Description: One of the Society’s most popular paintings, ‘Discussion on the Piltdown Skull’ commemorates a meeting of a group of scientists at the Royal College of Surgeons on 11 August 1913 who were continuing their discussion on the skull and jaw fragments of ‘Piltdown Man’ which were first presented at an Ordinary General Meeting of the Geological Society on 18 December 1912.
Between 1908 and 1912 Charles Dawson recovered the remains of a human skull from a reputedly ancient gravel bed located at Barkham Manor, near Piltdown in Sussex. Fossils of Neanderthals had already occurred in Germany and France. British Scientists were desperate to prove that Britain had also played its part in the story of human evolution, so Piltdown Man was the answer to their prayers – because of him, Britain could claim to be the birthplace of mankind.
In 1953, using the more modern dating techniques now available, Dr Kenneth Oakley from the Natural History Museum tested the remains and found that the skull fragments were not as ancient as originally claimed but instead 500 years old and the jaw came from an orang-utan.
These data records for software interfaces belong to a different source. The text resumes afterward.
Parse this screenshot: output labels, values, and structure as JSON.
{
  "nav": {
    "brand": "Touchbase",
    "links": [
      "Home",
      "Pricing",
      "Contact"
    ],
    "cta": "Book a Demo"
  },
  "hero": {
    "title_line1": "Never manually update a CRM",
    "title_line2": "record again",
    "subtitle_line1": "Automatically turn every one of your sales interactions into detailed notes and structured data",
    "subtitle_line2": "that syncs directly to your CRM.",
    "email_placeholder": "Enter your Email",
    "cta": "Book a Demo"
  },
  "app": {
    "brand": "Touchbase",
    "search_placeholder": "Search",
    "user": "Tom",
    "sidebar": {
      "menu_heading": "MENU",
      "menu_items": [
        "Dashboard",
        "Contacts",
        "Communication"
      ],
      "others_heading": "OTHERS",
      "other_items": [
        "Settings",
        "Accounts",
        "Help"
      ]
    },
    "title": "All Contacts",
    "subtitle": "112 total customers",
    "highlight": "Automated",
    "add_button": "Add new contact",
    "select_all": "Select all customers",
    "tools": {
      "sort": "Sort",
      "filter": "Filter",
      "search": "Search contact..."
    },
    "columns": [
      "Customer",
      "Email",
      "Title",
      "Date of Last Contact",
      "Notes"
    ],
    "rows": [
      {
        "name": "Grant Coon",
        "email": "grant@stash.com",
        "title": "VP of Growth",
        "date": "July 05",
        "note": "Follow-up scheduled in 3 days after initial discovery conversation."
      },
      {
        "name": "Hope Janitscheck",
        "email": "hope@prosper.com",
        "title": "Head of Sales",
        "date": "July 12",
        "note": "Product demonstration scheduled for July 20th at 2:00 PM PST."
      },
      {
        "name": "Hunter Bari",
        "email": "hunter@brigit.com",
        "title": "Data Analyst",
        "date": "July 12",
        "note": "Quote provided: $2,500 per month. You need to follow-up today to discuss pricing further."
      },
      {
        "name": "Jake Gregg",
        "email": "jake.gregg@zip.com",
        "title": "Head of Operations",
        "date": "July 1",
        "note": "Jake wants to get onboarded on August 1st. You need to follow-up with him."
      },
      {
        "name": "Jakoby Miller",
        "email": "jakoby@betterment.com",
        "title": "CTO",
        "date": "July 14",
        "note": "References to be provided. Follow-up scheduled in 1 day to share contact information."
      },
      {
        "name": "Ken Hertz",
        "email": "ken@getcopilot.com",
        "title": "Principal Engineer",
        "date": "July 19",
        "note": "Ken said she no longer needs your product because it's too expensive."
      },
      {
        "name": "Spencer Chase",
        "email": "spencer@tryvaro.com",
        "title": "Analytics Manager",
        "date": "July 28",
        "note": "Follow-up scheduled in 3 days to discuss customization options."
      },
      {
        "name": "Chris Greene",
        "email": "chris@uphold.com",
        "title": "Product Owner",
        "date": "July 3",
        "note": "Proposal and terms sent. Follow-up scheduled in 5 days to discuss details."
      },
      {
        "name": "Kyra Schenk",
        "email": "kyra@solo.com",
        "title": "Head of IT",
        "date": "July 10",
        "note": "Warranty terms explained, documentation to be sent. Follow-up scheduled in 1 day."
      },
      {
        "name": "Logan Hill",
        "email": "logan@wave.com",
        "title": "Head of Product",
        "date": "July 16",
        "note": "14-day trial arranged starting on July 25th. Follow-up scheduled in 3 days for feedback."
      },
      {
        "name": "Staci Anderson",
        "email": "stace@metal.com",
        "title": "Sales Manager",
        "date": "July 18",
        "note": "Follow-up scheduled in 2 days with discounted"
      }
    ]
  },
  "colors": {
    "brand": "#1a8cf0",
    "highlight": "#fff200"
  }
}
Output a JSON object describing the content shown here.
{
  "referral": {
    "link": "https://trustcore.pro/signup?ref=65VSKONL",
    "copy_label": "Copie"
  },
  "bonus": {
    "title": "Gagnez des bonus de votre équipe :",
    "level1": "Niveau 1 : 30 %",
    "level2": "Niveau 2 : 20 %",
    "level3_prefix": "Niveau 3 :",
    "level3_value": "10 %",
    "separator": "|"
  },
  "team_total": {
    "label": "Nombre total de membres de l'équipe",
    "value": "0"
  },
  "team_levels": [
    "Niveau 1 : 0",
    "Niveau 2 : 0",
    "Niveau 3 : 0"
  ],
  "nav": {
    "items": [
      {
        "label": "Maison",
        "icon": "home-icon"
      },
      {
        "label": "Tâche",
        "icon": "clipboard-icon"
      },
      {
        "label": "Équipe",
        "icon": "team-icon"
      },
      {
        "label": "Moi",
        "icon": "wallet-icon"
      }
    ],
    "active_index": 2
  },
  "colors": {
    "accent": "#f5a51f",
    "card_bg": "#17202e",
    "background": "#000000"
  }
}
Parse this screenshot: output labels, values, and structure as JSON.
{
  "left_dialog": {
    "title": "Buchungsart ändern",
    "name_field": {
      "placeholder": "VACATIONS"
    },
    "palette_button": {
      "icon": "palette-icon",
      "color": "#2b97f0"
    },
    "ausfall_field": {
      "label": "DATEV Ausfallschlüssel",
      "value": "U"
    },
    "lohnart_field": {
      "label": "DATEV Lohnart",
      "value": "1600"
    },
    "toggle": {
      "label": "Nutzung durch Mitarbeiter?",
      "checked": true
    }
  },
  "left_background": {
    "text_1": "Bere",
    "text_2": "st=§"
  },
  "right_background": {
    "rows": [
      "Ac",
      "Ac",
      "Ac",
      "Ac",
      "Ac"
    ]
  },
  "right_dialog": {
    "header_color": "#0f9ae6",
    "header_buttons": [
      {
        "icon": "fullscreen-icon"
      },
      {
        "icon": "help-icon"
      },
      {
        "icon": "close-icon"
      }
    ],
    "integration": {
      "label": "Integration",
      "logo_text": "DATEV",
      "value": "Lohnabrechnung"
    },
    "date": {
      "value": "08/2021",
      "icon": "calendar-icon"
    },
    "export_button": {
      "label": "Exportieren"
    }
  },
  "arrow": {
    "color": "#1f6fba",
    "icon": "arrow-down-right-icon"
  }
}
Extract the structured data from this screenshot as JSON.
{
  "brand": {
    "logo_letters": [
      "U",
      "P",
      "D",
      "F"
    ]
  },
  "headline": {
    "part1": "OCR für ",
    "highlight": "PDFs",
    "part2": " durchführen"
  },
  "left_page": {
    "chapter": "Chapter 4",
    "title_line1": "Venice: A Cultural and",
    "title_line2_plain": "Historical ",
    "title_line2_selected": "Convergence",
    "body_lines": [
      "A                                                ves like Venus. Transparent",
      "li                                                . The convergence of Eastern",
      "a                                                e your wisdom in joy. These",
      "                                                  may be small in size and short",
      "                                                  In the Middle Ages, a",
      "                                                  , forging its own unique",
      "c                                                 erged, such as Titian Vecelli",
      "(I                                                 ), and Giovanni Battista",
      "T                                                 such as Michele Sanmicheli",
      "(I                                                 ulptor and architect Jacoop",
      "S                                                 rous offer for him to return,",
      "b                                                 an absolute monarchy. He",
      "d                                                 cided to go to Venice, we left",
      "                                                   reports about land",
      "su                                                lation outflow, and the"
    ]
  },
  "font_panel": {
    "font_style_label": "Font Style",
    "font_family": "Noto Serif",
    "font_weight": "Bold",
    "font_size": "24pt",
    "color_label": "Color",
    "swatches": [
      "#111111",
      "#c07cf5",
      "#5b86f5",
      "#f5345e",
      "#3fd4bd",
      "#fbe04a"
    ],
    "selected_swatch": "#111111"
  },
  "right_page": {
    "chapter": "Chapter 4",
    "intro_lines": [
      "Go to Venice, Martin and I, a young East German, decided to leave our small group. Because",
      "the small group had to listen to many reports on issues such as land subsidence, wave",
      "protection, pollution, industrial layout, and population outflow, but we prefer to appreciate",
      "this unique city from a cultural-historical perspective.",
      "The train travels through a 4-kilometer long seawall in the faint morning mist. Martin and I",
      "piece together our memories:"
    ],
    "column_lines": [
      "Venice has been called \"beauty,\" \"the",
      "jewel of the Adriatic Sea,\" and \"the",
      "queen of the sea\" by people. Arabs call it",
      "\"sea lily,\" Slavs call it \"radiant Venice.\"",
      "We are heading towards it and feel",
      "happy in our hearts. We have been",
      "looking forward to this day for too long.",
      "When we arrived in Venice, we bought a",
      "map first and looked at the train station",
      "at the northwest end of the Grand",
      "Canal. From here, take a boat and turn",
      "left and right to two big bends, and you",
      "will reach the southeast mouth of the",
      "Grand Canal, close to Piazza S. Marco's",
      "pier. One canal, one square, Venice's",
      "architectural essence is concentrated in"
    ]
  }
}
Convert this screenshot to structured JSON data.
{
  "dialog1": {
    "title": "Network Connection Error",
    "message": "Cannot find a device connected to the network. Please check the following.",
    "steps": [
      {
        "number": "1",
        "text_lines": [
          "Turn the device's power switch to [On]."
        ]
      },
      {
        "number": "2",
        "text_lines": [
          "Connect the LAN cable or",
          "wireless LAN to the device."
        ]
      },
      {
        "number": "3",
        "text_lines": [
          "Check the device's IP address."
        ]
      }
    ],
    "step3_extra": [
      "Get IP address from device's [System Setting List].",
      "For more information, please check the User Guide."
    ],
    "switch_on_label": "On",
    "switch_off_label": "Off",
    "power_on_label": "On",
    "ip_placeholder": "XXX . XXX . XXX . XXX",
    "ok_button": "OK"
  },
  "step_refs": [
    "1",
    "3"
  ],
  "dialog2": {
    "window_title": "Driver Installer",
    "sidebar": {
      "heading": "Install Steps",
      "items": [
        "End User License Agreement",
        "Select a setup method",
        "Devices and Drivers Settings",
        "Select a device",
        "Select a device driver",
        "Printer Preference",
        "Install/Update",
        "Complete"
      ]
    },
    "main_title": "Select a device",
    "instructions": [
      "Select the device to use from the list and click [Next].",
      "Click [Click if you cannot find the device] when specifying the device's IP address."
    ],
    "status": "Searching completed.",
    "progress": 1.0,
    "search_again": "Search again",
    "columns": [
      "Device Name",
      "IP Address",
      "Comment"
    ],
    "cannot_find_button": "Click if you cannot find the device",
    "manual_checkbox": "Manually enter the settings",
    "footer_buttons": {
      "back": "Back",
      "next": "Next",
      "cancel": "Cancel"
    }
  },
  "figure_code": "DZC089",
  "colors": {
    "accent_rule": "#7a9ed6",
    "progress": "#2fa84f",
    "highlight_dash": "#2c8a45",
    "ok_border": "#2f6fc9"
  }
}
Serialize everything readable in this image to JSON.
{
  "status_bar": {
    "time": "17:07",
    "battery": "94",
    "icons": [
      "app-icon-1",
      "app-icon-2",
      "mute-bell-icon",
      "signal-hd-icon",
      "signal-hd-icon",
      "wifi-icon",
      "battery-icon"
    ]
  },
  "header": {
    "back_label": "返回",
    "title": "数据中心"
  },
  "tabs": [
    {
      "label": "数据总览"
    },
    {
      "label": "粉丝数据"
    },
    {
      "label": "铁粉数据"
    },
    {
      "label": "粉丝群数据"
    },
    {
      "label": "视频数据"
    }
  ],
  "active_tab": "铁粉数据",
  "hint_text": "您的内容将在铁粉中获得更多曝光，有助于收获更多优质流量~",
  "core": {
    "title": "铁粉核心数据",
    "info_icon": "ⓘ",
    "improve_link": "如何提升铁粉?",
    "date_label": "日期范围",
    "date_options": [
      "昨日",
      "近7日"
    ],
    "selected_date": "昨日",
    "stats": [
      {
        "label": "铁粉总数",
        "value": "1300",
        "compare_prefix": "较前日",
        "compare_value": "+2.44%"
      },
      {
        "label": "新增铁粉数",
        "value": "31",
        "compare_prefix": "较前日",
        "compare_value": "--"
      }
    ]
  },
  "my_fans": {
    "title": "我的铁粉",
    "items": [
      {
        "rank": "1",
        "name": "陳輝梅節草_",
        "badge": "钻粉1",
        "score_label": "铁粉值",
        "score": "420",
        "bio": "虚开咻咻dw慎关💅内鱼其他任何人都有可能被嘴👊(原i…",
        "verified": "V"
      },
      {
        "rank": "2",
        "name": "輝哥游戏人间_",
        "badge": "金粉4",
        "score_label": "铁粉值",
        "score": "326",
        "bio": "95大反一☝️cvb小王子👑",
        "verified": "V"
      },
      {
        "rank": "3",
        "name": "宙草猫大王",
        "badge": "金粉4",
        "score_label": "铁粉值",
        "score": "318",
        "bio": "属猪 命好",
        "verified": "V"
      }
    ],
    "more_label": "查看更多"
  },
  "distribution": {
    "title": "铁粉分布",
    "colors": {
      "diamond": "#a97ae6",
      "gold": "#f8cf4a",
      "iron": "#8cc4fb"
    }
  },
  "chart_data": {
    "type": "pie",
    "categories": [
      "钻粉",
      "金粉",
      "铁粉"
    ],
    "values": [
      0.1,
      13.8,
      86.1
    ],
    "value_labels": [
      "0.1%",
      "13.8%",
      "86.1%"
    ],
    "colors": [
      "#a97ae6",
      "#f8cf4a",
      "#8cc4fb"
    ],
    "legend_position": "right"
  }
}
The teeth had been filed down to mimic a human like wear pattern and the remains had been boiled and stained to match the colour and antiquity of the Piltdown gravels.
The painting was produced by the artist John Cooke especially for exhibition at the Royal Academy in May 1915, where it was on sale for £750. It didn’t sell, but was so popular that cheaper lithographs were made and sold at a few guineas each. The painting remained in the artist’s collection, where it was purchased from his estate after his death for the smaller sum of £25 by Charles Taylor Trechmann, who then gifted it to the Society.
The sitters are (from back left to front right):
Frank Barlow, Dr Grafton Elliot Smith, Charles Dawson, Dr Arthur Smith Woodward, Arthur Underwood, Dr Arthur Keith (curator of the Hunterian, Royal College of Surgeons), William Pycraft, Edwin Ray Lankester.
Format: Oil painting in frame, 183 x 224 cm
Archive reference: GSL/POR/19
Image reference: 01-06
Recommended print size: Up to 16 x 12 inches (40 x 30cm)